§ AIM OF THE EXERCISE
Could you filter the records below and keep only the lines with the word "arrow"?

(Entries from a dataset of interfaces)
*****
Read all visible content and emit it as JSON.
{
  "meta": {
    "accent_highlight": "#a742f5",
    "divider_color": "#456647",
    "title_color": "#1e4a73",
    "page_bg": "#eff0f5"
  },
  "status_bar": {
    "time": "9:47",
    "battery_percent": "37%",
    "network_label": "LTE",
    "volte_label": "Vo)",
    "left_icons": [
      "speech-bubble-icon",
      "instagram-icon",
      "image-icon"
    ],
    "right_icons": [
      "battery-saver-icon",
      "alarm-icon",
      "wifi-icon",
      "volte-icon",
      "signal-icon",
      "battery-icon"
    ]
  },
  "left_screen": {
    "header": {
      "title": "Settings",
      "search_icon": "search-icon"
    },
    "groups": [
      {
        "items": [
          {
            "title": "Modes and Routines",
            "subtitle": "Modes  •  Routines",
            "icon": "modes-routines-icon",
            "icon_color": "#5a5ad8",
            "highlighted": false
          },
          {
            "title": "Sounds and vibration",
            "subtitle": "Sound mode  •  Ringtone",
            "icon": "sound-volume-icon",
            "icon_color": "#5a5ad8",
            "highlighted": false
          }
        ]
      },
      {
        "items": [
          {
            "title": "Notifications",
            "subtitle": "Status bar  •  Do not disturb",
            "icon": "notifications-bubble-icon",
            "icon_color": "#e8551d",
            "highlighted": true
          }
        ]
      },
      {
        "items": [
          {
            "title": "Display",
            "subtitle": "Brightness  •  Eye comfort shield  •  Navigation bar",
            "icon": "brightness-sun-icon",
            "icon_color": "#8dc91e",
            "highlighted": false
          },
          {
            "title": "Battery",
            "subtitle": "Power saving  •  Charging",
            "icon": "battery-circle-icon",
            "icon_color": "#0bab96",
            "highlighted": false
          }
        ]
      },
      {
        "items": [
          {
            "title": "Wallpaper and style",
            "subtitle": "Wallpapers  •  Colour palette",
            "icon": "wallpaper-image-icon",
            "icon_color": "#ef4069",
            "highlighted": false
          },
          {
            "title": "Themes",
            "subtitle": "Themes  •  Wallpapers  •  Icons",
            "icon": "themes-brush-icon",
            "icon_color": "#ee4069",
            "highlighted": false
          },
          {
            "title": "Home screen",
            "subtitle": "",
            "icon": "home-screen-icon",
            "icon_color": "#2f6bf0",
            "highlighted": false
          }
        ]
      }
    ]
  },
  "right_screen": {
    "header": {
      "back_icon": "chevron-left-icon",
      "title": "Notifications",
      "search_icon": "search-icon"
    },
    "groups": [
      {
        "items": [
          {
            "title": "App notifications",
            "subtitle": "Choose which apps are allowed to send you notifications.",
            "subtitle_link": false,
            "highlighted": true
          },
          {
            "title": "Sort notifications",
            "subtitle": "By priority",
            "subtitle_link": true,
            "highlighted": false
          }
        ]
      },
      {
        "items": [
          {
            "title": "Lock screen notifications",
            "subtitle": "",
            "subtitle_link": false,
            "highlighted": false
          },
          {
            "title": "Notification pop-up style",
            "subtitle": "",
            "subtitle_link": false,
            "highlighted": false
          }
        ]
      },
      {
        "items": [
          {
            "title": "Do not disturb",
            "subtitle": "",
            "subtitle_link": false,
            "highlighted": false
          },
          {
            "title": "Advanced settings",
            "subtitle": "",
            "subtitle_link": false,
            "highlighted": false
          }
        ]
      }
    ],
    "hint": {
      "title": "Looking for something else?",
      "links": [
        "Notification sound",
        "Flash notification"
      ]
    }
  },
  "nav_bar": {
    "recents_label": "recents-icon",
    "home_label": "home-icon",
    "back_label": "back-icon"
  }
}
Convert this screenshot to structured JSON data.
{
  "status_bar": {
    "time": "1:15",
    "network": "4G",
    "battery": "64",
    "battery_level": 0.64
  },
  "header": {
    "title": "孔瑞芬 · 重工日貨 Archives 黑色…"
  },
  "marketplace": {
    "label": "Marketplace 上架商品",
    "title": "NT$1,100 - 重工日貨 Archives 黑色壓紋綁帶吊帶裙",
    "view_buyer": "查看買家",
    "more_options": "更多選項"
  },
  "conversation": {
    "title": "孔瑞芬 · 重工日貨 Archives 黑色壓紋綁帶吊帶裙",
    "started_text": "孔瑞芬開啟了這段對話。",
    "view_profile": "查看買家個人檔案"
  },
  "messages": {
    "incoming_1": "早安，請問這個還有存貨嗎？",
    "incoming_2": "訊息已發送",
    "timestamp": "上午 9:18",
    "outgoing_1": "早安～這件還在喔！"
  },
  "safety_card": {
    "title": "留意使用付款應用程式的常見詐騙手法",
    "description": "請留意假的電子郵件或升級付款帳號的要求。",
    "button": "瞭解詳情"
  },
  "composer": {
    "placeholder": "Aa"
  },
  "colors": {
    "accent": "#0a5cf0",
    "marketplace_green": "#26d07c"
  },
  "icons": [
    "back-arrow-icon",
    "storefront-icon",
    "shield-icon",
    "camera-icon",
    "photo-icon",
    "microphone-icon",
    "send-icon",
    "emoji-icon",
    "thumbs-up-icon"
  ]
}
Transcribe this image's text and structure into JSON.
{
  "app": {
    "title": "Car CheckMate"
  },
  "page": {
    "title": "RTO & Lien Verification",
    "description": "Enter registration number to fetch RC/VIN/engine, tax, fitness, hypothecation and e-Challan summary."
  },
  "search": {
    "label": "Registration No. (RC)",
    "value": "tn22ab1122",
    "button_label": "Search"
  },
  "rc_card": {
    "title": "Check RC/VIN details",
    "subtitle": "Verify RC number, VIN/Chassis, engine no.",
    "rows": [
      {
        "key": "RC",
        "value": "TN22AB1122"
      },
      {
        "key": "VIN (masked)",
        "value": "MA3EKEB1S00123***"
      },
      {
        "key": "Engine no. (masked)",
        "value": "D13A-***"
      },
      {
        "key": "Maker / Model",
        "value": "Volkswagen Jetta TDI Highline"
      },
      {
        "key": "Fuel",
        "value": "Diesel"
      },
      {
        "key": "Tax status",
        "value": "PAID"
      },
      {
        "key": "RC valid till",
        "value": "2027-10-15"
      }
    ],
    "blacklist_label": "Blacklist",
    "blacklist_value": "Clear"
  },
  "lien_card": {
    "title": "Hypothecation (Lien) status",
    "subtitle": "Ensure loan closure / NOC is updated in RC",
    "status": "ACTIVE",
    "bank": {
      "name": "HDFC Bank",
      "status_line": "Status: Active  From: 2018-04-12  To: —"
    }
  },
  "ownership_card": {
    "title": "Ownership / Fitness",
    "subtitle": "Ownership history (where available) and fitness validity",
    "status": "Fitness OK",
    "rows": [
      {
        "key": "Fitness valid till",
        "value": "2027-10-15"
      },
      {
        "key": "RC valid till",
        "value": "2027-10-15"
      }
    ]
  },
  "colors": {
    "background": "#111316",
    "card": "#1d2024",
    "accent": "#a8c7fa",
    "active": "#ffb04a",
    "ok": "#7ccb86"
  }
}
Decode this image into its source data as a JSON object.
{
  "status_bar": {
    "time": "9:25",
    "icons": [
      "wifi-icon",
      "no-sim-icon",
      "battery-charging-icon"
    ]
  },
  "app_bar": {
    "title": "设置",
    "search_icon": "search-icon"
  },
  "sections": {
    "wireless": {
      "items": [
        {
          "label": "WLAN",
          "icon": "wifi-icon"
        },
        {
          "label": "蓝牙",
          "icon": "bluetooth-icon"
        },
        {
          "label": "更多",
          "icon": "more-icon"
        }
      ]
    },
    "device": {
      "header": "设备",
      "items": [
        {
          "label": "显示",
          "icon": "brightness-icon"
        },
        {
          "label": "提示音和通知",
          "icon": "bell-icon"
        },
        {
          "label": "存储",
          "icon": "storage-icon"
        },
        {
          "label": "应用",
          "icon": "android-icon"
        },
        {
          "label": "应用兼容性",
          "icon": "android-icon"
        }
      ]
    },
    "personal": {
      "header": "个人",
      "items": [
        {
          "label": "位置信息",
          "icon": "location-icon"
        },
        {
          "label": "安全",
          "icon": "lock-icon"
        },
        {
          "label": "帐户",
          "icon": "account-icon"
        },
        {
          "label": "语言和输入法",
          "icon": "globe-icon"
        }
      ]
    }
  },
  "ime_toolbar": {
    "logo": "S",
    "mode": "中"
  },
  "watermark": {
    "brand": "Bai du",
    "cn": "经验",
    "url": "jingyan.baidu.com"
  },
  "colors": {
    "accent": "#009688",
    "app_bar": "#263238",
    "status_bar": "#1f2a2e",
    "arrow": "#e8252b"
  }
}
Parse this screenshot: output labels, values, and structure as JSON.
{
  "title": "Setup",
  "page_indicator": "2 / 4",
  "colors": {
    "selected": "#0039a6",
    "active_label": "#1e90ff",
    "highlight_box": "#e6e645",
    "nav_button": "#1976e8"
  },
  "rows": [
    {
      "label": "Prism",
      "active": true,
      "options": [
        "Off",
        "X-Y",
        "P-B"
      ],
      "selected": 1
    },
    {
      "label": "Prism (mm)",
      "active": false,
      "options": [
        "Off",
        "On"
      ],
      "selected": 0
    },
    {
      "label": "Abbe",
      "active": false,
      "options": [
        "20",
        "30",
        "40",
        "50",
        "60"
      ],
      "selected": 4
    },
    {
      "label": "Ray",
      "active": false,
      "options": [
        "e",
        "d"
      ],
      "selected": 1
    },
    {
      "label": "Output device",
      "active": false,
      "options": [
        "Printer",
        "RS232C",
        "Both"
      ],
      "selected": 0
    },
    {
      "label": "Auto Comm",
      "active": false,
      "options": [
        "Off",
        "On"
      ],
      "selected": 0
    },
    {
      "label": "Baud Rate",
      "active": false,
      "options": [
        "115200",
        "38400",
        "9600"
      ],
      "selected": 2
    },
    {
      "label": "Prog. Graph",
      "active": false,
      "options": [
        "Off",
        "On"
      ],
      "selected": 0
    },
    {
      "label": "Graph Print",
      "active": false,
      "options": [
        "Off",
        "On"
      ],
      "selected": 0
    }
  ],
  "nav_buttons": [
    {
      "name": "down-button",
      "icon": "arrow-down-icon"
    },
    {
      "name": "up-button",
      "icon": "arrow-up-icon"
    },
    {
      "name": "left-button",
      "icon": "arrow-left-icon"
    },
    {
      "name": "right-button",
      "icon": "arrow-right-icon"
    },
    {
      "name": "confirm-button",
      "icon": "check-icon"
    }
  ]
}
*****
§ SOLUTION
    "back-arrow-icon",
    "arrow": "#e8252b"
      "icon": "arrow-down-icon"
      "icon": "arrow-up-icon"
      "icon": "arrow-left-icon"
      "icon": "arrow-right-icon"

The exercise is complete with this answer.